The Indian Express echoed a similar sentiment, arguing that “although the more popular narrative in the country at the moment is that a new map is being drawn to eliminate corruption, it is questionable if the process would not be selective. In any case, the national accountability ordinance excludes the judiciary and military from this process. Not that it is easy to absolve Sharif from his sin of amassing unaccounted-for wealth. However, his departure is likely to be a great setback in terms of even marginal chances of peace and stability in the South Asian region.
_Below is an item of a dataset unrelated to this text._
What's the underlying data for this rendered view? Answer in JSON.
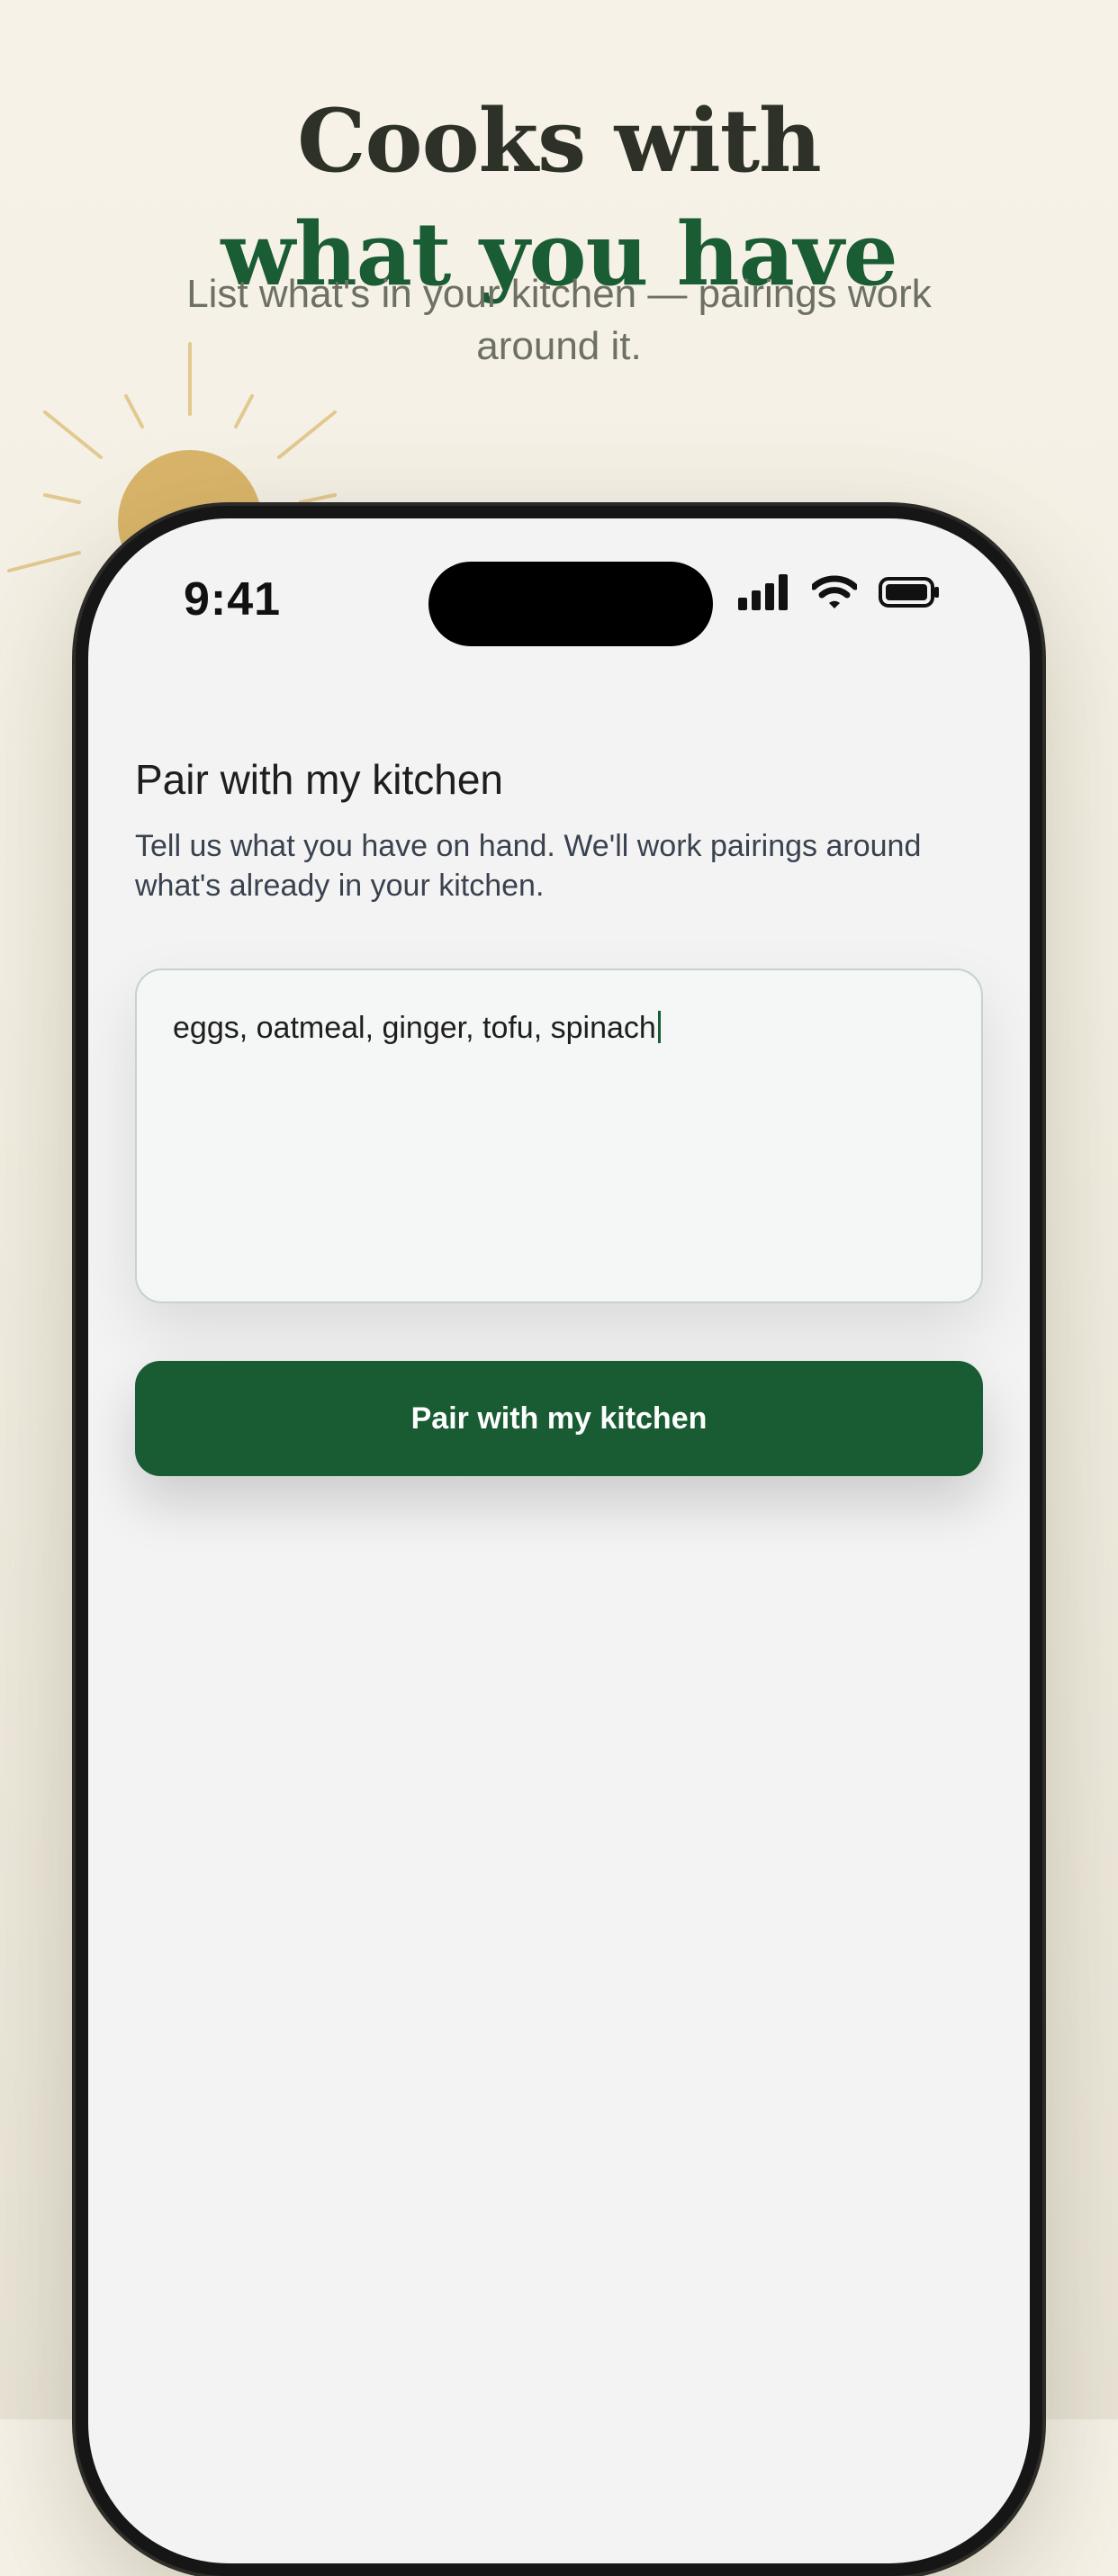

There is very little likelihood of an interim government being in full control of foreign policy or taking any peace initiative vis-à-vis its neighbours or certain other critical powers like the US. While many believe that Sharif put his eggs in the wrong basket by hoping that China would protect him since he made great achievement in pushing for the China-Pakistan Economic Corridor (CPEC), the fact is that Sharif was immaterial to developments vis-à-vis Beijing. Pakistan is now back to its traditional policy framework. The only question that remains is when will a next government get elected and if Imran Khan gets a chance to be in office.”
Finally, a column in Live Mint also took a negative view on the developments in Pakistan, explaining that “in Pakistan’s 70 years of existence, not one prime minister has served a full five-year term. They’ve been fired by governor-generals and army chiefs and judges. So it was always fruitless, I expect, to hope that Nawaz Sharif, elected with a massive mandate in 2013, would become the first. And so it has proved: Sharif was “disqualified” — in fact, dismissed — by Pakistan’s Supreme Court on Friday. The last elected prime minister before Sharif, Yousuf Raza Gilani, was also dismissed by the Supreme Court, in 2012. The headlines will tell you that Sharif was forced out amid accusations of corruption — and that’s true, as far as it goes. Unfortunately, it doesn’t go very far. In fact, it’s hard to escape the conclusion that Sharif was dismissed because, as with the others, a secretive military “establishment” decided to fire him. That’s bad news for Pakistan; again, a democratic mandate appears to have been shown to be of no account when compared to the wishes of the army. Nor is it good news for Pakistan’s neighbours — or the West… When Sharif was elected, you could hope that, under him, Pakistan would grow closer to India and the west, crack down on terrorism, and reform its economy. You can no longer expect any of that. Instead, it’s far more likely Pakistan will turn to China to help shore up its patronage-based economy… No, Nawaz Sharif is no saint. But his departure is very bad news for anyone who had bet on a brighter future for Pakistan.”
©2017 Greater Pacific Capital